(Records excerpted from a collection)
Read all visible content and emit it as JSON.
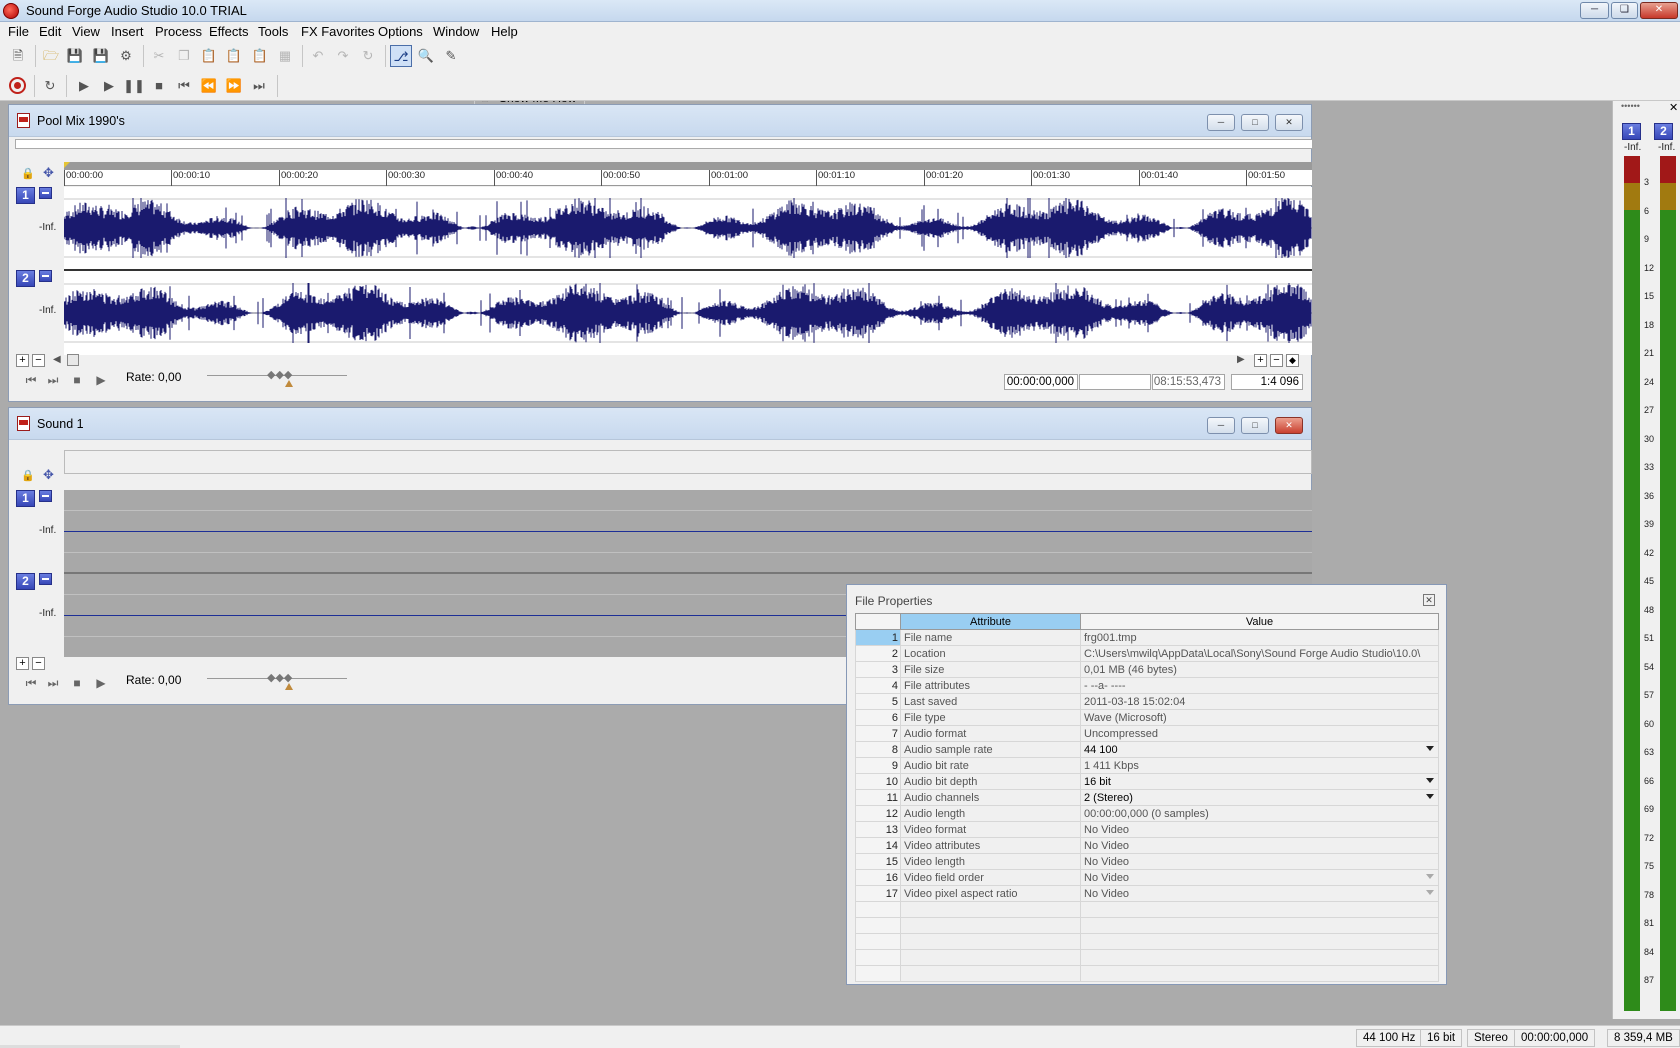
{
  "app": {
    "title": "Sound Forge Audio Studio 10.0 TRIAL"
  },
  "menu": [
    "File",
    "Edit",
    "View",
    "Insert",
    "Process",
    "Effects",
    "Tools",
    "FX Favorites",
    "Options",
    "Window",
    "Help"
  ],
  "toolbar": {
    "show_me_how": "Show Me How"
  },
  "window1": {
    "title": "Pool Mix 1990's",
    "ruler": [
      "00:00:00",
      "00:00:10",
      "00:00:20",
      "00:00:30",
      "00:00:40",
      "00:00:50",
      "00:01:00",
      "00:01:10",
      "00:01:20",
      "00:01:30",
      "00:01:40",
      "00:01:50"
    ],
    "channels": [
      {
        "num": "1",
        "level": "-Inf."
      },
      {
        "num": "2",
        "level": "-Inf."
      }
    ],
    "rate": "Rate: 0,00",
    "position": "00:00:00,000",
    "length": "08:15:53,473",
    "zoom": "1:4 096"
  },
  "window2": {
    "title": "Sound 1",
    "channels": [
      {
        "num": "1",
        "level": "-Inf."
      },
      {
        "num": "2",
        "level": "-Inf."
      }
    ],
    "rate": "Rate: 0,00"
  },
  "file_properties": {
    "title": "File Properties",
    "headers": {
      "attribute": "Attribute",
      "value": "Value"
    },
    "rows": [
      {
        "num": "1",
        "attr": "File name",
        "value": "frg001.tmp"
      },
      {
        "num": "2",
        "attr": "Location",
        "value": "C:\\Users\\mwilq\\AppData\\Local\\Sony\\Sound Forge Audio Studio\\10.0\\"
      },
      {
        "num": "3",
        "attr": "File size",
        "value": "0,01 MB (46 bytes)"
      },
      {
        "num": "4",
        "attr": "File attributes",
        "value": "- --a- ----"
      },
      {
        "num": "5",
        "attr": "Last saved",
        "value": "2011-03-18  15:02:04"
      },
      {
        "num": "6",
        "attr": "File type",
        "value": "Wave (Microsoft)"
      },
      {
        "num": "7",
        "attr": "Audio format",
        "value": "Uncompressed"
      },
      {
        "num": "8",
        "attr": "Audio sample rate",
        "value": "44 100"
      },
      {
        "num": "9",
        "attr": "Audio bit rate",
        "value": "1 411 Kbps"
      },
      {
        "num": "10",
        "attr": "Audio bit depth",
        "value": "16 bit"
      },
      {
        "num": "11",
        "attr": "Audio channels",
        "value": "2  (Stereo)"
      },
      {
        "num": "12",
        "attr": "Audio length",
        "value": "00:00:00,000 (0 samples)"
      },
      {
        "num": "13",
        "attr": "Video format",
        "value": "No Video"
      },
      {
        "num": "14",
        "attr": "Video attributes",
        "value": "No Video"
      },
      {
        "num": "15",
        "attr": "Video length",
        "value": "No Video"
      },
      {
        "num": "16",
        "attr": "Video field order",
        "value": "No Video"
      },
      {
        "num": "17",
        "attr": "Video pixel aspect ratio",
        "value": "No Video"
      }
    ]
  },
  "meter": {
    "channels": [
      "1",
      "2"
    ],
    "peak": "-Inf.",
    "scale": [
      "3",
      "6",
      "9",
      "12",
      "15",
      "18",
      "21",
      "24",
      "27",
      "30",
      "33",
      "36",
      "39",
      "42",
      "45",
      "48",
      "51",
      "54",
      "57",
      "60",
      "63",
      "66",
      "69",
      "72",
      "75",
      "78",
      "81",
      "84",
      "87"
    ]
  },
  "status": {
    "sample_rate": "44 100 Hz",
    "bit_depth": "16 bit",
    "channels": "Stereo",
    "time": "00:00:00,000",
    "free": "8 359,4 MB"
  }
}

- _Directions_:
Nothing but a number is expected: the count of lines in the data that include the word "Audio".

- _Exercise response_:
8